 I think aesthetics have become a way to categorize different identities. They help romanticize the little things in your life. Suddenly, your dirty Converse and wired earbuds make you feel a little warmth and comfort. 

People use aesthetics to cultivate an image that makes them confident, comfortable, and expressive. They find it by wearing what they like and feel the most confident in, or experimenting with different trends. Some people have defined, easily identifiable aesthetics; they dress a certain way with very specific tastes. Others may blend different ones together for a more ambiguous look. 

Choosing an aesthetic almost feels like choosing a movie to live in; studying is much more fun if it feels like Hermione Granger is studying alongside you in the Hogwarts library. 

The influence for aesthetics may come from movies, books, social media, or the surrounding environment.  Pinterest and Tiktok especially are hubs of inspiration for different clothing and have inspired numerous mainstream aesthetics. 

 Aesthetics can bring people joy. According to a  study that compiled research from the Gallup happiness surveys and other statistical data led by Abraham Goldberg, a professor at the University of South Carolina Upstate, and his team,  one of the biggest markers of happiness is growing up in an aesthetically pleasing place. 

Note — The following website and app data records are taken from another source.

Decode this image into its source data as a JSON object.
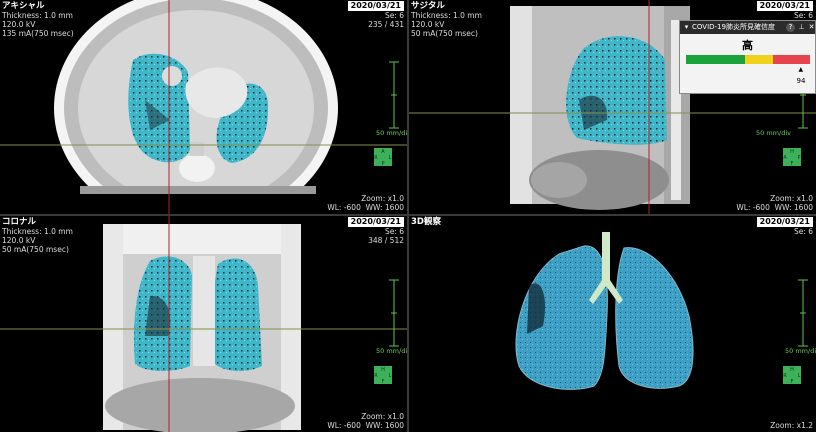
{
  "viewports": {
    "axial": {
      "title": "アキシャル",
      "thickness": "Thickness: 1.0 mm",
      "kv": "120.0 kV",
      "ma": "135 mA(750 msec)",
      "date": "2020/03/21",
      "series": "Se: 6",
      "image": "235 / 431",
      "scale": "50 mm/div",
      "zoom": "Zoom: x1.0",
      "window": "WL: -600  WW: 1600",
      "orientation": {
        "top": "A",
        "bottom": "P",
        "left": "R",
        "right": "L"
      }
    },
    "sagittal": {
      "title": "サジタル",
      "thickness": "Thickness: 1.0 mm",
      "kv": "120.0 kV",
      "ma": "50 mA(750 msec)",
      "date": "2020/03/21",
      "series": "Se: 6",
      "image": "",
      "scale": "50 mm/div",
      "zoom": "Zoom: x1.0",
      "window": "WL: -600  WW: 1600",
      "orientation": {
        "top": "H",
        "bottom": "F",
        "left": "A",
        "right": "P"
      }
    },
    "coronal": {
      "title": "コロナル",
      "thickness": "Thickness: 1.0 mm",
      "kv": "120.0 kV",
      "ma": "50 mA(750 msec)",
      "date": "2020/03/21",
      "series": "Se: 6",
      "image": "348 / 512",
      "scale": "50 mm/div",
      "zoom": "Zoom: x1.0",
      "window": "WL: -600  WW: 1600",
      "orientation": {
        "top": "H",
        "bottom": "F",
        "left": "R",
        "right": "L"
      }
    },
    "view3d": {
      "title": "3D観察",
      "date": "2020/03/21",
      "series": "Se: 6",
      "scale": "50 mm/div",
      "zoom": "Zoom: x1.2",
      "orientation": {
        "top": "H",
        "bottom": "F",
        "left": "R",
        "right": "L"
      }
    }
  },
  "cad_panel": {
    "title": "COVID-19肺炎所見確信度",
    "level": "高",
    "score": "94",
    "score_fraction": 0.94,
    "colors": {
      "green": "#1aa33a",
      "yellow": "#f2d11a",
      "red": "#e5444a"
    }
  },
  "colors": {
    "lesion": "#3fb7c9",
    "crosshair_v": "#b0202a",
    "crosshair_h": "#7f8f4a",
    "scale": "#5fc24a",
    "orient_cube": "#3db05a"
  }
}
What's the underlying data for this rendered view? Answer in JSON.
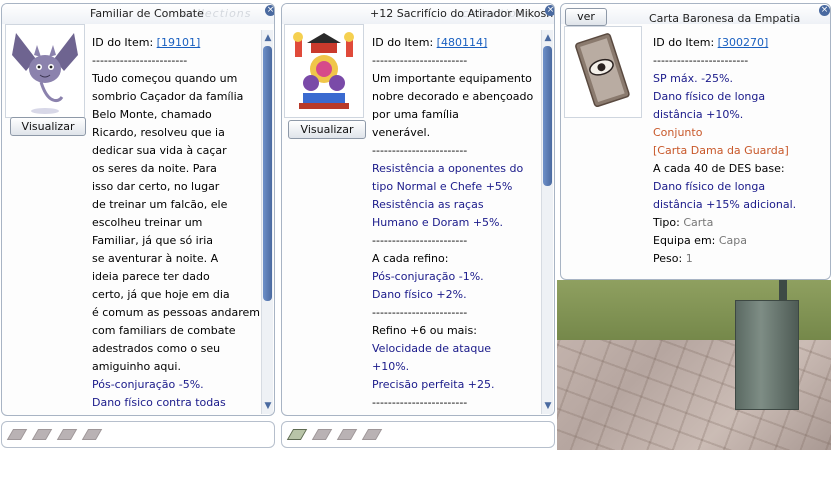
{
  "windows": [
    {
      "title": "Familiar de Combate",
      "watermark": "collections",
      "view_label": "Visualizar",
      "lines": [
        {
          "parts": [
            {
              "t": "ID do Item: ",
              "c": "blk"
            },
            {
              "t": "[19101]",
              "c": "lnk"
            }
          ]
        },
        {
          "parts": [
            {
              "t": "------------------------",
              "c": "blk"
            }
          ]
        },
        {
          "parts": [
            {
              "t": "Tudo começou quando um",
              "c": "blk"
            }
          ]
        },
        {
          "parts": [
            {
              "t": "sombrio Caçador da família",
              "c": "blk"
            }
          ]
        },
        {
          "parts": [
            {
              "t": "Belo Monte, chamado",
              "c": "blk"
            }
          ]
        },
        {
          "parts": [
            {
              "t": "Ricardo, resolveu que ia",
              "c": "blk"
            }
          ]
        },
        {
          "parts": [
            {
              "t": "dedicar sua vida à caçar",
              "c": "blk"
            }
          ]
        },
        {
          "parts": [
            {
              "t": "os seres da noite. Para",
              "c": "blk"
            }
          ]
        },
        {
          "parts": [
            {
              "t": "isso dar certo, no lugar",
              "c": "blk"
            }
          ]
        },
        {
          "parts": [
            {
              "t": "de treinar um falcão, ele",
              "c": "blk"
            }
          ]
        },
        {
          "parts": [
            {
              "t": "escolheu treinar um",
              "c": "blk"
            }
          ]
        },
        {
          "parts": [
            {
              "t": "Familiar, já que só iria",
              "c": "blk"
            }
          ]
        },
        {
          "parts": [
            {
              "t": "se aventurar à noite. A",
              "c": "blk"
            }
          ]
        },
        {
          "parts": [
            {
              "t": "ideia parece ter dado",
              "c": "blk"
            }
          ]
        },
        {
          "parts": [
            {
              "t": "certo, já que hoje em dia",
              "c": "blk"
            }
          ]
        },
        {
          "parts": [
            {
              "t": "é comum as pessoas andarem",
              "c": "blk"
            }
          ]
        },
        {
          "parts": [
            {
              "t": "com familiars de combate",
              "c": "blk"
            }
          ]
        },
        {
          "parts": [
            {
              "t": "adestrados como o seu",
              "c": "blk"
            }
          ]
        },
        {
          "parts": [
            {
              "t": "amiguinho aqui.",
              "c": "blk"
            }
          ]
        },
        {
          "parts": [
            {
              "t": "Pós-conjuração -5%.",
              "c": "blu"
            }
          ]
        },
        {
          "parts": [
            {
              "t": "Dano físico contra todas",
              "c": "blu"
            }
          ]
        }
      ]
    },
    {
      "title": "+12 Sacrifício do Atirador Mikoshi",
      "watermark": "collections",
      "view_label": "Visualizar",
      "lines": [
        {
          "parts": [
            {
              "t": "ID do Item: ",
              "c": "blk"
            },
            {
              "t": "[480114]",
              "c": "lnk"
            }
          ]
        },
        {
          "parts": [
            {
              "t": "------------------------",
              "c": "blk"
            }
          ]
        },
        {
          "parts": [
            {
              "t": "Um importante equipamento",
              "c": "blk"
            }
          ]
        },
        {
          "parts": [
            {
              "t": "nobre decorado e abençoado",
              "c": "blk"
            }
          ]
        },
        {
          "parts": [
            {
              "t": "por uma família",
              "c": "blk"
            }
          ]
        },
        {
          "parts": [
            {
              "t": "venerável.",
              "c": "blk"
            }
          ]
        },
        {
          "parts": [
            {
              "t": "------------------------",
              "c": "blk"
            }
          ]
        },
        {
          "parts": [
            {
              "t": "Resistência a oponentes do",
              "c": "blu"
            }
          ]
        },
        {
          "parts": [
            {
              "t": "tipo Normal e Chefe +5%",
              "c": "blu"
            }
          ]
        },
        {
          "parts": [
            {
              "t": "Resistência as raças",
              "c": "blu"
            }
          ]
        },
        {
          "parts": [
            {
              "t": "Humano e Doram +5%.",
              "c": "blu"
            }
          ]
        },
        {
          "parts": [
            {
              "t": "------------------------",
              "c": "blk"
            }
          ]
        },
        {
          "parts": [
            {
              "t": "A cada refino:",
              "c": "blk"
            }
          ]
        },
        {
          "parts": [
            {
              "t": "Pós-conjuração -1%.",
              "c": "blu"
            }
          ]
        },
        {
          "parts": [
            {
              "t": "Dano físico +2%.",
              "c": "blu"
            }
          ]
        },
        {
          "parts": [
            {
              "t": "------------------------",
              "c": "blk"
            }
          ]
        },
        {
          "parts": [
            {
              "t": "Refino +6 ou mais:",
              "c": "blk"
            }
          ]
        },
        {
          "parts": [
            {
              "t": "Velocidade de ataque",
              "c": "blu"
            }
          ]
        },
        {
          "parts": [
            {
              "t": "+10%.",
              "c": "blu"
            }
          ]
        },
        {
          "parts": [
            {
              "t": "Precisão perfeita +25.",
              "c": "blu"
            }
          ]
        },
        {
          "parts": [
            {
              "t": "------------------------",
              "c": "blk"
            }
          ]
        }
      ]
    },
    {
      "title": "Carta Baronesa da Empatia",
      "view_label": "ver",
      "lines": [
        {
          "parts": [
            {
              "t": "ID do Item: ",
              "c": "blk"
            },
            {
              "t": "[300270]",
              "c": "lnk"
            }
          ]
        },
        {
          "parts": [
            {
              "t": "------------------------",
              "c": "blk"
            }
          ]
        },
        {
          "parts": [
            {
              "t": "SP máx. -25%.",
              "c": "blu"
            }
          ]
        },
        {
          "parts": [
            {
              "t": "Dano físico de longa",
              "c": "blu"
            }
          ]
        },
        {
          "parts": [
            {
              "t": "distância +10%.",
              "c": "blu"
            }
          ]
        },
        {
          "parts": [
            {
              "t": "Conjunto",
              "c": "org"
            }
          ]
        },
        {
          "parts": [
            {
              "t": "[Carta Dama da Guarda]",
              "c": "org"
            }
          ]
        },
        {
          "parts": [
            {
              "t": "A cada 40 de DES base:",
              "c": "blk"
            }
          ]
        },
        {
          "parts": [
            {
              "t": "Dano físico de longa",
              "c": "blu"
            }
          ]
        },
        {
          "parts": [
            {
              "t": "distância +15% adicional.",
              "c": "blu"
            }
          ]
        },
        {
          "parts": [
            {
              "t": "Tipo: ",
              "c": "blk"
            },
            {
              "t": "Carta",
              "c": "gry"
            }
          ]
        },
        {
          "parts": [
            {
              "t": "Equipa em: ",
              "c": "blk"
            },
            {
              "t": "Capa",
              "c": "gry"
            }
          ]
        },
        {
          "parts": [
            {
              "t": "Peso: ",
              "c": "blk"
            },
            {
              "t": "1",
              "c": "gry"
            }
          ]
        }
      ]
    }
  ],
  "slots": {
    "familiar": {
      "filled": 0,
      "total": 4
    },
    "mikoshi": {
      "filled": 1,
      "total": 4
    }
  },
  "colors": {
    "blue_text": "#1a1a8a",
    "orange_text": "#c8582a",
    "link": "#1a60c0",
    "scroll_thumb": "#4a6aa0"
  },
  "icons": {
    "close": "close-icon",
    "scroll_up": "scroll-up-icon",
    "scroll_down": "scroll-down-icon"
  }
}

 “Aesthetics make us happy. On an emotional level, they elicit feelings of happiness and calm,” read an excerpt from Simple Minded. They connect us to our ability to reflect on and appreciate the world around us which in turn gives us feelings of contentment and hope.”  

Just as hobbies, opinions, and trends may change with time, aesthetics tend to mature and change. An obsession for scrunchies and pink lip gloss could morph into a love of bold hair colors and heavy eyeliner. A love for baseball caps and jerseys could transition to cottage core dresses and sandals.

According to research conducted by Frontiersin.org, aesthetic preferences could  be “closely linked to the self and that a change in taste and aesthetic values may be construed as a change in who one is.”

Aesthetics may be a fun and creative expression, but it is important to not get too carried away by obsessing over a desired image. Too easily, this can cross the line of creativity and become destructive. Aesthetics should be personal and subjective to you and be a source of happiness. 

So go explore Pinterest. Create a mood board. Research different outfits or decor that speak to you. But never feel pressured to categorize yourself into a certain lifestyle or image; do what makes you happy.